**DESCRIPTION OF THE TASK**: Every line of the listing must be repeated in the answer without alteration.

════════════════════

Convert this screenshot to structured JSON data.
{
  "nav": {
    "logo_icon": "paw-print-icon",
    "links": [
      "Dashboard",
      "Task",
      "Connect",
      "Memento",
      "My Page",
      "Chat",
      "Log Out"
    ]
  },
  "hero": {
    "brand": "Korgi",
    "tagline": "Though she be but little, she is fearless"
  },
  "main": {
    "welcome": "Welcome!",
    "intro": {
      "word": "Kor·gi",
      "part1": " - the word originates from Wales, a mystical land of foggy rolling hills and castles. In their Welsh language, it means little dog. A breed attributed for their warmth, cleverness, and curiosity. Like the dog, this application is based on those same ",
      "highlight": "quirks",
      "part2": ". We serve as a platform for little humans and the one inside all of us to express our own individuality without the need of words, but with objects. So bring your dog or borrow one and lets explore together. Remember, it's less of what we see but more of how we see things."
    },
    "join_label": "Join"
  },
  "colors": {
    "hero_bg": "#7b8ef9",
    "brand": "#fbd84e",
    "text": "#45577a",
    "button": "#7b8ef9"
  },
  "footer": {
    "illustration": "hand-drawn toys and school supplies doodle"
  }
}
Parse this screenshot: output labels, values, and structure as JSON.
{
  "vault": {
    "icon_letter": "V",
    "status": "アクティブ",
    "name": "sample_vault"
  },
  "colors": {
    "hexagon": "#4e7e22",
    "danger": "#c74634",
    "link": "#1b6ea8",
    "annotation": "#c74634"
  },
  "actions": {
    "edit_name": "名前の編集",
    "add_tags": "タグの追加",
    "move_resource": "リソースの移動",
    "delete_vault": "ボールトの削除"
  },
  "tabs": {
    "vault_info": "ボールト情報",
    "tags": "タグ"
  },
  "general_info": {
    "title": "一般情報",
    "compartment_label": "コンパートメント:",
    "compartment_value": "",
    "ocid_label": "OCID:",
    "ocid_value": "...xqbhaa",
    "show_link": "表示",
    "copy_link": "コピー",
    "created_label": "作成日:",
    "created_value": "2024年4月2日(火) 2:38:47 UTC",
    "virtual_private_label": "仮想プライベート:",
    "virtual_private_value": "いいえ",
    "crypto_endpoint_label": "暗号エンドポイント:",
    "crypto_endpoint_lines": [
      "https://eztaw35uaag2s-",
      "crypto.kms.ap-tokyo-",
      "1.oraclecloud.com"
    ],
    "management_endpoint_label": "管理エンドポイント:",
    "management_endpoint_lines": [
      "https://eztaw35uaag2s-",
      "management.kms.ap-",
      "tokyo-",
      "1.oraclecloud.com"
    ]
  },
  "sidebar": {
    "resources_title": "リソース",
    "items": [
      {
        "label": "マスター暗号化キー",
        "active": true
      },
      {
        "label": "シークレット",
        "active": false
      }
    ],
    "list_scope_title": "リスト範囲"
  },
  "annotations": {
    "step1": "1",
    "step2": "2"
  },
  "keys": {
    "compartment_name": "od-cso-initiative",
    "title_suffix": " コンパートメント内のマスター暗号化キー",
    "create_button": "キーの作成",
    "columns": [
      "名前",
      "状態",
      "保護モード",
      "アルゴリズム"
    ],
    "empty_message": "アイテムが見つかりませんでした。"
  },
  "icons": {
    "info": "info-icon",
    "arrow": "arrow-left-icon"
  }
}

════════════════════

**COMPLETED EXERCISE**:
Convert this screenshot to structured JSON data.
{
  "nav": {
    "logo_icon": "paw-print-icon",
    "links": [
      "Dashboard",
      "Task",
      "Connect",
      "Memento",
      "My Page",
      "Chat",
      "Log Out"
    ]
  },
  "hero": {
    "brand": "Korgi",
    "tagline": "Though she be but little, she is fearless"
  },
  "main": {
    "welcome": "Welcome!",
    "intro": {
      "word": "Kor·gi",
      "part1": " - the word originates from Wales, a mystical land of foggy rolling hills and castles. In their Welsh language, it means little dog. A breed attributed for their warmth, cleverness, and curiosity. Like the dog, this application is based on those same ",
      "highlight": "quirks",
      "part2": ". We serve as a platform for little humans and the one inside all of us to express our own individuality without the need of words, but with objects. So bring your dog or borrow one and lets explore together. Remember, it's less of what we see but more of how we see things."
    },
    "join_label": "Join"
  },
  "colors": {
    "hero_bg": "#7b8ef9",
    "brand": "#fbd84e",
    "text": "#45577a",
    "button": "#7b8ef9"
  },
  "footer": {
    "illustration": "hand-drawn toys and school supplies doodle"
  }
}
Parse this screenshot: output labels, values, and structure as JSON.
{
  "vault": {
    "icon_letter": "V",
    "status": "アクティブ",
    "name": "sample_vault"
  },
  "colors": {
    "hexagon": "#4e7e22",
    "danger": "#c74634",
    "link": "#1b6ea8",
    "annotation": "#c74634"
  },
  "actions": {
    "edit_name": "名前の編集",
    "add_tags": "タグの追加",
    "move_resource": "リソースの移動",
    "delete_vault": "ボールトの削除"
  },
  "tabs": {
    "vault_info": "ボールト情報",
    "tags": "タグ"
  },
  "general_info": {
    "title": "一般情報",
    "compartment_label": "コンパートメント:",
    "compartment_value": "",
    "ocid_label": "OCID:",
    "ocid_value": "...xqbhaa",
    "show_link": "表示",
    "copy_link": "コピー",
    "created_label": "作成日:",
    "created_value": "2024年4月2日(火) 2:38:47 UTC",
    "virtual_private_label": "仮想プライベート:",
    "virtual_private_value": "いいえ",
    "crypto_endpoint_label": "暗号エンドポイント:",
    "crypto_endpoint_lines": [
      "https://eztaw35uaag2s-",
      "crypto.kms.ap-tokyo-",
      "1.oraclecloud.com"
    ],
    "management_endpoint_label": "管理エンドポイント:",
    "management_endpoint_lines": [
      "https://eztaw35uaag2s-",
      "management.kms.ap-",
      "tokyo-",
      "1.oraclecloud.com"
    ]
  },
  "sidebar": {
    "resources_title": "リソース",
    "items": [
      {
        "label": "マスター暗号化キー",
        "active": true
      },
      {
        "label": "シークレット",
        "active": false
      }
    ],
    "list_scope_title": "リスト範囲"
  },
  "annotations": {
    "step1": "1",
    "step2": "2"
  },
  "keys": {
    "compartment_name": "od-cso-initiative",
    "title_suffix": " コンパートメント内のマスター暗号化キー",
    "create_button": "キーの作成",
    "columns": [
      "名前",
      "状態",
      "保護モード",
      "アルゴリズム"
    ],
    "empty_message": "アイテムが見つかりませんでした。"
  },
  "icons": {
    "info": "info-icon",
    "arrow": "arrow-left-icon"
  }
}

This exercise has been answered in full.